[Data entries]
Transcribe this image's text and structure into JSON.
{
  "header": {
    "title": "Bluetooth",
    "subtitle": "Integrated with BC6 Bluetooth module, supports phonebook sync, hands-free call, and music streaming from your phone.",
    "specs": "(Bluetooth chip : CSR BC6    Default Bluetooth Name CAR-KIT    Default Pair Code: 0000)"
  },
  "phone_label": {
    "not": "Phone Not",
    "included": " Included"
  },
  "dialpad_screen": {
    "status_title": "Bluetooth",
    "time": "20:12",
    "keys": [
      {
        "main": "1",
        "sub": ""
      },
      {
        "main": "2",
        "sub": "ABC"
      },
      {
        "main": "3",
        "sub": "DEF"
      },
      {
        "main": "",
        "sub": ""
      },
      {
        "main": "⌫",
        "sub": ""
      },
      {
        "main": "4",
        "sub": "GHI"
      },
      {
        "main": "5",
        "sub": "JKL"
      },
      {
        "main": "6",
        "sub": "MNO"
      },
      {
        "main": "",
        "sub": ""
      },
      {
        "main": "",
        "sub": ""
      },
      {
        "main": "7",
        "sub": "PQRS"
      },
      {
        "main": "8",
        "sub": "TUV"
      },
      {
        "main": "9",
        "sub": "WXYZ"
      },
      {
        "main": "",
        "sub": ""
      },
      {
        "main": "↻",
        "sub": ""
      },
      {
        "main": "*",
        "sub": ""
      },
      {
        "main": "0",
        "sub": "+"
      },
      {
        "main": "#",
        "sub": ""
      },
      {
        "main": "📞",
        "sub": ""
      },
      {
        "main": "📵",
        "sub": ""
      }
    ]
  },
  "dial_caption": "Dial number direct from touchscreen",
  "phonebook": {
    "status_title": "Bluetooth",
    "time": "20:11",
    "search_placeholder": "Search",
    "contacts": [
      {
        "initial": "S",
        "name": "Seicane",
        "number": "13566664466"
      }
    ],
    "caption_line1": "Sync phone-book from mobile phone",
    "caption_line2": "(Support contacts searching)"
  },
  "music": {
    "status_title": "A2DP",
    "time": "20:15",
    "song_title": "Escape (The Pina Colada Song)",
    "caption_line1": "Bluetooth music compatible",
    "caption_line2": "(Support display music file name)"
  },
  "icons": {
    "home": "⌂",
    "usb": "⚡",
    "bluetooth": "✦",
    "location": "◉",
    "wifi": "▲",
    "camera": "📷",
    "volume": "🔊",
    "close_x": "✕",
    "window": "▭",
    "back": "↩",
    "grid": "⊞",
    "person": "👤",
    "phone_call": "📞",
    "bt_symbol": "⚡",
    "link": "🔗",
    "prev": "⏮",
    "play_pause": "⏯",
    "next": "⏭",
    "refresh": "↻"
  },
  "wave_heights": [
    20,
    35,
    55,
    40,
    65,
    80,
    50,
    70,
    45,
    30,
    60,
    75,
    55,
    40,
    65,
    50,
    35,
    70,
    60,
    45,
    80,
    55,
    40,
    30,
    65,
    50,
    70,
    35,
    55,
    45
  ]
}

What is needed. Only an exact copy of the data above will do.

Answer for the task.
Transcribe this image's text and structure into JSON.
{
  "header": {
    "title": "Bluetooth",
    "subtitle": "Integrated with BC6 Bluetooth module, supports phonebook sync, hands-free call, and music streaming from your phone.",
    "specs": "(Bluetooth chip : CSR BC6    Default Bluetooth Name CAR-KIT    Default Pair Code: 0000)"
  },
  "phone_label": {
    "not": "Phone Not",
    "included": " Included"
  },
  "dialpad_screen": {
    "status_title": "Bluetooth",
    "time": "20:12",
    "keys": [
      {
        "main": "1",
        "sub": ""
      },
      {
        "main": "2",
        "sub": "ABC"
      },
      {
        "main": "3",
        "sub": "DEF"
      },
      {
        "main": "",
        "sub": ""
      },
      {
        "main": "⌫",
        "sub": ""
      },
      {
        "main": "4",
        "sub": "GHI"
      },
      {
        "main": "5",
        "sub": "JKL"
      },
      {
        "main": "6",
        "sub": "MNO"
      },
      {
        "main": "",
        "sub": ""
      },
      {
        "main": "",
        "sub": ""
      },
      {
        "main": "7",
        "sub": "PQRS"
      },
      {
        "main": "8",
        "sub": "TUV"
      },
      {
        "main": "9",
        "sub": "WXYZ"
      },
      {
        "main": "",
        "sub": ""
      },
      {
        "main": "↻",
        "sub": ""
      },
      {
        "main": "*",
        "sub": ""
      },
      {
        "main": "0",
        "sub": "+"
      },
      {
        "main": "#",
        "sub": ""
      },
      {
        "main": "📞",
        "sub": ""
      },
      {
        "main": "📵",
        "sub": ""
      }
    ]
  },
  "dial_caption": "Dial number direct from touchscreen",
  "phonebook": {
    "status_title": "Bluetooth",
    "time": "20:11",
    "search_placeholder": "Search",
    "contacts": [
      {
        "initial": "S",
        "name": "Seicane",
        "number": "13566664466"
      }
    ],
    "caption_line1": "Sync phone-book from mobile phone",
    "caption_line2": "(Support contacts searching)"
  },
  "music": {
    "status_title": "A2DP",
    "time": "20:15",
    "song_title": "Escape (The Pina Colada Song)",
    "caption_line1": "Bluetooth music compatible",
    "caption_line2": "(Support display music file name)"
  },
  "icons": {
    "home": "⌂",
    "usb": "⚡",
    "bluetooth": "✦",
    "location": "◉",
    "wifi": "▲",
    "camera": "📷",
    "volume": "🔊",
    "close_x": "✕",
    "window": "▭",
    "back": "↩",
    "grid": "⊞",
    "person": "👤",
    "phone_call": "📞",
    "bt_symbol": "⚡",
    "link": "🔗",
    "prev": "⏮",
    "play_pause": "⏯",
    "next": "⏭",
    "refresh": "↻"
  },
  "wave_heights": [
    20,
    35,
    55,
    40,
    65,
    80,
    50,
    70,
    45,
    30,
    60,
    75,
    55,
    40,
    65,
    50,
    35,
    70,
    60,
    45,
    80,
    55,
    40,
    30,
    65,
    50,
    70,
    35,
    55,
    45
  ]
}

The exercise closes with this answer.